They were continuing to train staff on complaints handling, including mandatory training, to help improve the quality of responses.
Finally, as had been referenced before, the new system would provide more accessible data (including reasons why complaints were or were not upheld) to be used to improve performance across the organisation.
A Member asked “Paragraph 4.22 states that '19.2% of stage two complaints have not been shown as responded to. This is likely to be due to responses being sent outside of the system'. This seems an awfully vague and uncertain response to a large number of mismanaged cases. Can we have some clarity please?”
Members were told the council needed to track and have visibility of complaints and responses for monitoring and training purposes.
The statistics referred to here related to the old system, which had less robust tracking mechanisms in place. The new system provided much better tracking and reporting to prevent situations like this arising in future.
A Member asked “Future Reporting - Paragraph 4.40 - New functionality also gives people the option of submitting equalities data. Can you explain more about how this function works, how staff identify the equalities data and what training has been provided in order to do this?”
Members were told the equalities questions were optional questions that they asked people submitting a complaint to complete, to provide them with better understanding of the communities who had reason to raise a complaint. The data was anonymised and not linked to specific complaint cases, but it was grouped on a service basis. The complaints team were at the time, the only ones who were able to analyse this data, and they had had training through the Equalities Champions.
A Member asked “(Annual report Paragraph 4.12) - The number of cases where the outcome of complaints is not logged is worrying, and particularly problematic in housing. I see that the council has introduced a new system which makes outcome logging compulsory. What about the complaints with no outcome - outlined in both reports - both stage 1 and 2, what process is being applied to ensure these customers are - or have been - properly responded to?”
Members were told the data provided a snapshot of performance at any one time, and did include complaints which were in the process of being responded to.
It was crucial that residents had confidence in the response to complaints. The updated system provided greater visibility of performance (speed of response, and whether or not complaints had been responded to). It included compulsory fields that must be completed before a complaint is closed down, including whether a complaint was upheld or not, and if it was upheld what the reason was.
The data now being produced was being used by services, including housing, to improve performance. Live complaints were now being reviewed proactively and checks were being put in place to ensure that all managers had the necessary training. A complaints policy and procedure had been drafted to guide this work.
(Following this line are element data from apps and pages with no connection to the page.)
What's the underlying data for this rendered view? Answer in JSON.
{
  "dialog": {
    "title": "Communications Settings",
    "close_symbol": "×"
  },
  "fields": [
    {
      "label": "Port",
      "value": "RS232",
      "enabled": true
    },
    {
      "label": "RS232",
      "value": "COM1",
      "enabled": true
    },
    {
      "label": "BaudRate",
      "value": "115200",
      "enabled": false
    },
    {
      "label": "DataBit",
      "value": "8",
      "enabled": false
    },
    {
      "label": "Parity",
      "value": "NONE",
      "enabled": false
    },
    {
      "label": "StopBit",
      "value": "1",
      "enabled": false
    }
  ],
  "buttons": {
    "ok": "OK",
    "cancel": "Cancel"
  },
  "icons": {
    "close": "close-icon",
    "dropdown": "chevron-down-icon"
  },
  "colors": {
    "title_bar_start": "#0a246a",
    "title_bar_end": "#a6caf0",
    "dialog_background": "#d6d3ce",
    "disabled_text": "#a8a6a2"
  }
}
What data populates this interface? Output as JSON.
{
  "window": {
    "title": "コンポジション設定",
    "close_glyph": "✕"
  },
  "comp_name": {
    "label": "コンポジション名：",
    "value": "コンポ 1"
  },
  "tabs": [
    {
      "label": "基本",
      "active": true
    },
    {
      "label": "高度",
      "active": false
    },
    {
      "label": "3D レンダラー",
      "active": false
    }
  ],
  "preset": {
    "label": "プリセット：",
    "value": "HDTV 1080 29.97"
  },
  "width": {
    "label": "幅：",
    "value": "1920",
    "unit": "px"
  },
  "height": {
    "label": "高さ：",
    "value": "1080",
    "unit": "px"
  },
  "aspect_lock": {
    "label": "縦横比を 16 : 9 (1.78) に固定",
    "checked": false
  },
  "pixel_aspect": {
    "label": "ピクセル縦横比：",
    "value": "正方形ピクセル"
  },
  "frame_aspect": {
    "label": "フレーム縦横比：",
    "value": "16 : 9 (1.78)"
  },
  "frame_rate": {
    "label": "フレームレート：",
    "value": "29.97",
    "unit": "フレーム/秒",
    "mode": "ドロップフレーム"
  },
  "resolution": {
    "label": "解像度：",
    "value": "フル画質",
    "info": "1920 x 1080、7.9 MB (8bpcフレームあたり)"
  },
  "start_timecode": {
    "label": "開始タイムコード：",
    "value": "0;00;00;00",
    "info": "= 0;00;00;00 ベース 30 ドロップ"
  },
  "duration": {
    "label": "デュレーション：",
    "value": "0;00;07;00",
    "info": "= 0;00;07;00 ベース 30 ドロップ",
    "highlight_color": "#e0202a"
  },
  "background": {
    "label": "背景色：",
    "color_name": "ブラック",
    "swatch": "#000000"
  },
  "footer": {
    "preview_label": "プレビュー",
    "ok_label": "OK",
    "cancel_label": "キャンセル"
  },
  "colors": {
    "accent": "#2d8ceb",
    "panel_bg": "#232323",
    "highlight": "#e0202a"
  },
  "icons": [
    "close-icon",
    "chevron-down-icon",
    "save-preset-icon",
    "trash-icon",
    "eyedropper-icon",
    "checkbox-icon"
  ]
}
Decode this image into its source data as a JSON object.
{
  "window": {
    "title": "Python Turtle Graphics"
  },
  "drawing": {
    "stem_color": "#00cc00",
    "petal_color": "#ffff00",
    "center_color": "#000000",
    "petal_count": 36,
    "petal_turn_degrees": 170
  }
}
A Member asked “(Half year report Paragraph 4.11) - Having read both reports in detail, you can understand why I have lost all confidence in how Adur Homes in particular deal with complaints. What is being done to ensure that complaints coming into the system at various points are actually being diligently captured and logged onto the new system now? What’s being done differently?”
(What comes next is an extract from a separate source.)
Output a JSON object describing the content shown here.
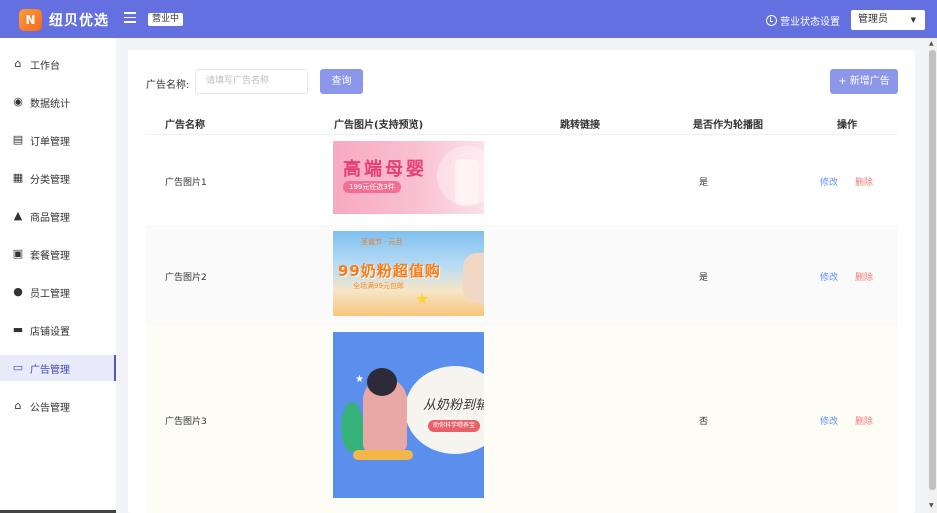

Members were told as detailed in the previous response, the data from the new system which had informed the half yearly report had triggered an urgent review of how complaints were handled within the service.
This work included reviewing the data, updating training and implementing a policy and procedure specific to the service.
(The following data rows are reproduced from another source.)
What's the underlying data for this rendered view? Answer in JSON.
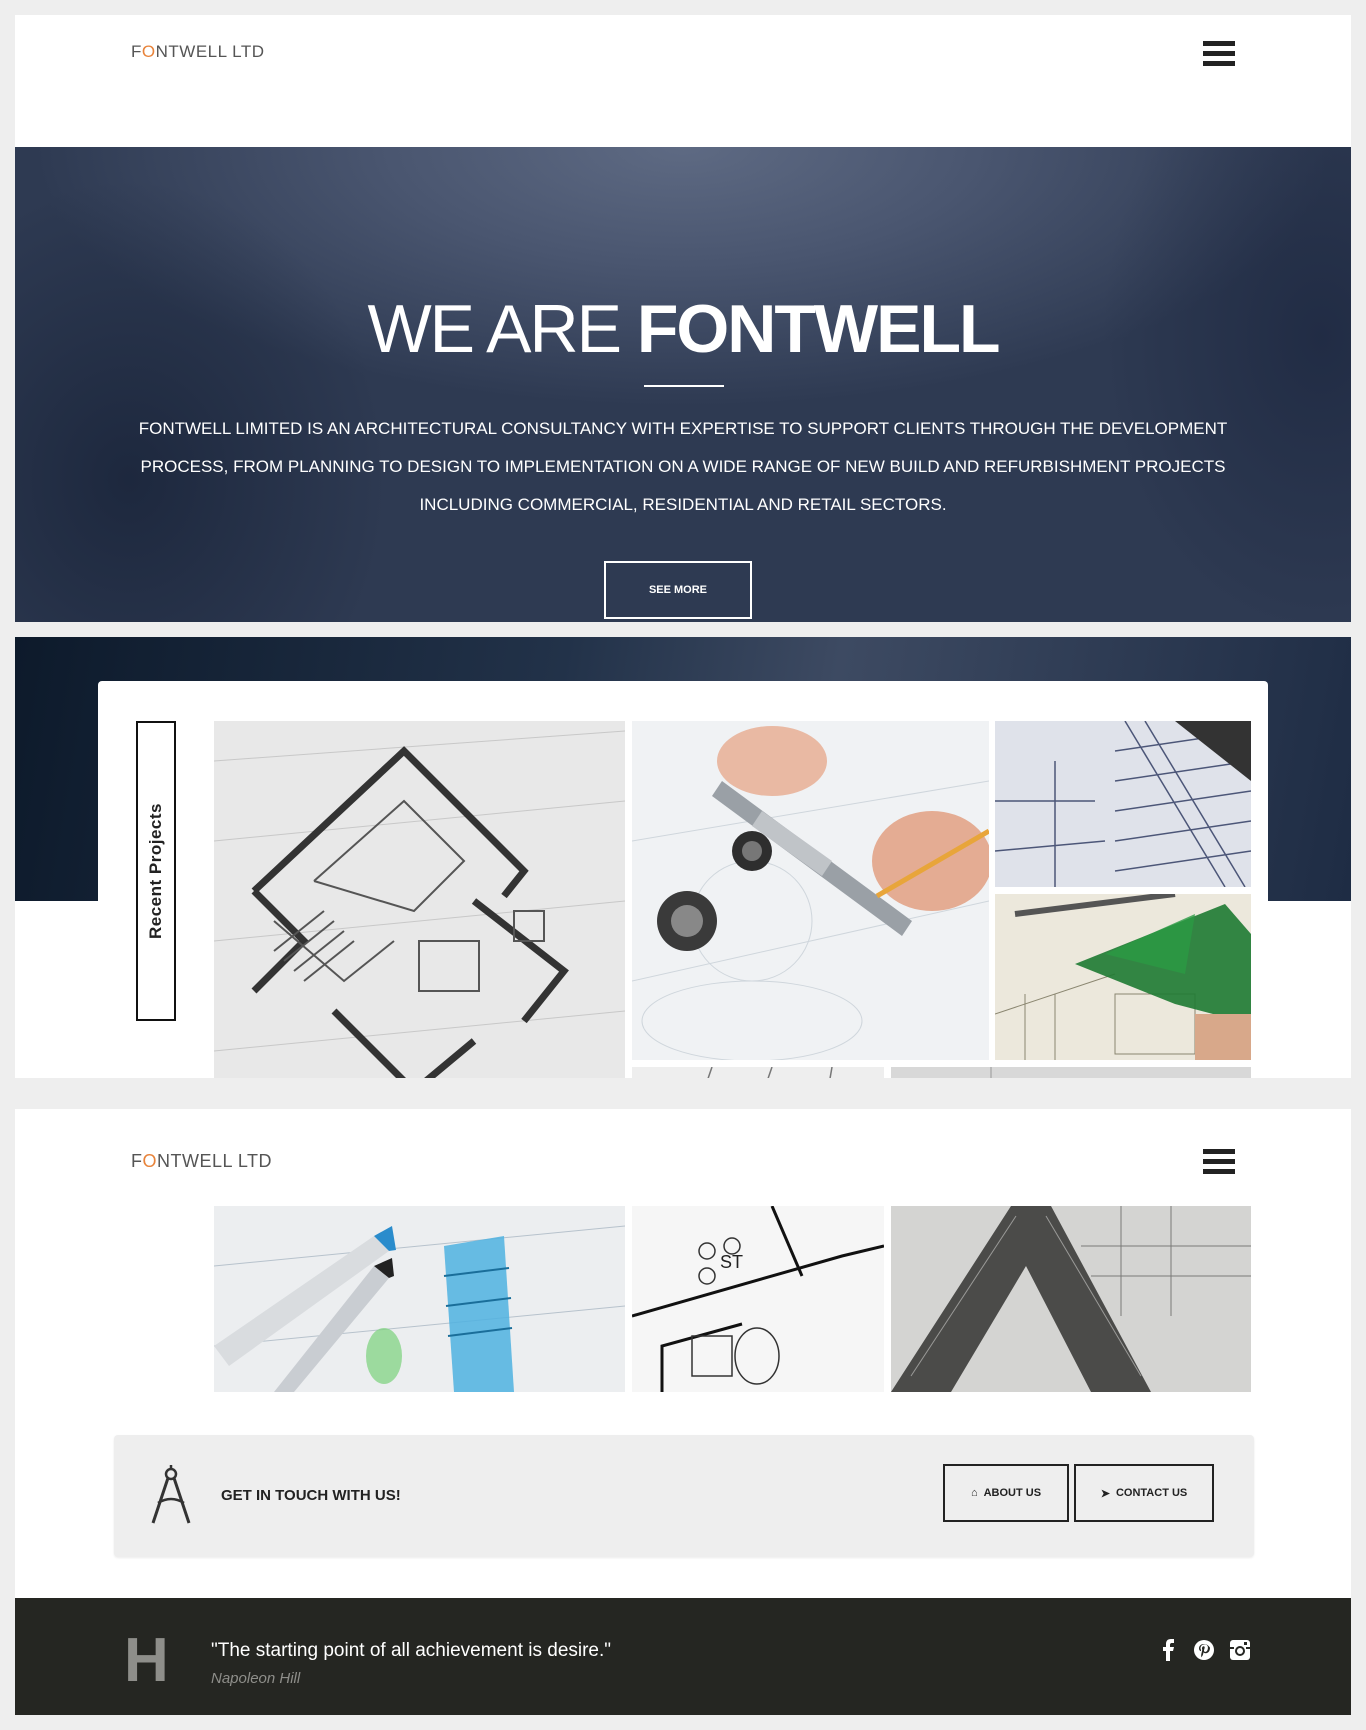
{
  "brand": {
    "name_part1": "F",
    "name_o": "O",
    "name_part2": "NTWELL LTD",
    "accent": "#e8833a"
  },
  "nav": {
    "menu_icon": "hamburger-icon"
  },
  "hero": {
    "title_light": "WE ARE ",
    "title_bold": "FONTWELL",
    "description": "FONTWELL LIMITED IS AN ARCHITECTURAL CONSULTANCY WITH EXPERTISE TO SUPPORT CLIENTS THROUGH THE DEVELOPMENT PROCESS, FROM PLANNING TO DESIGN TO IMPLEMENTATION ON A WIDE RANGE OF NEW BUILD AND REFURBISHMENT PROJECTS INCLUDING COMMERCIAL, RESIDENTIAL AND RETAIL SECTORS.",
    "button": "SEE MORE"
  },
  "projects": {
    "label": "Recent Projects"
  },
  "contact": {
    "icon": "compass-icon",
    "heading": "GET IN TOUCH WITH US!",
    "about_button": "ABOUT US",
    "about_icon": "home-icon",
    "contact_button": "CONTACT US",
    "contact_icon": "paper-plane-icon"
  },
  "footer": {
    "letter": "H",
    "quote": "\"The starting point of all achievement is desire.\"",
    "author": "Napoleon Hill",
    "social": [
      "facebook-icon",
      "pinterest-icon",
      "instagram-icon"
    ]
  }
}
Members also asked about incentive schemes to encourage officers to go above and beyond to satisfy complaints and were told that such schemes had been trialled before but were difficult to get right.
Members noted the contents of the report.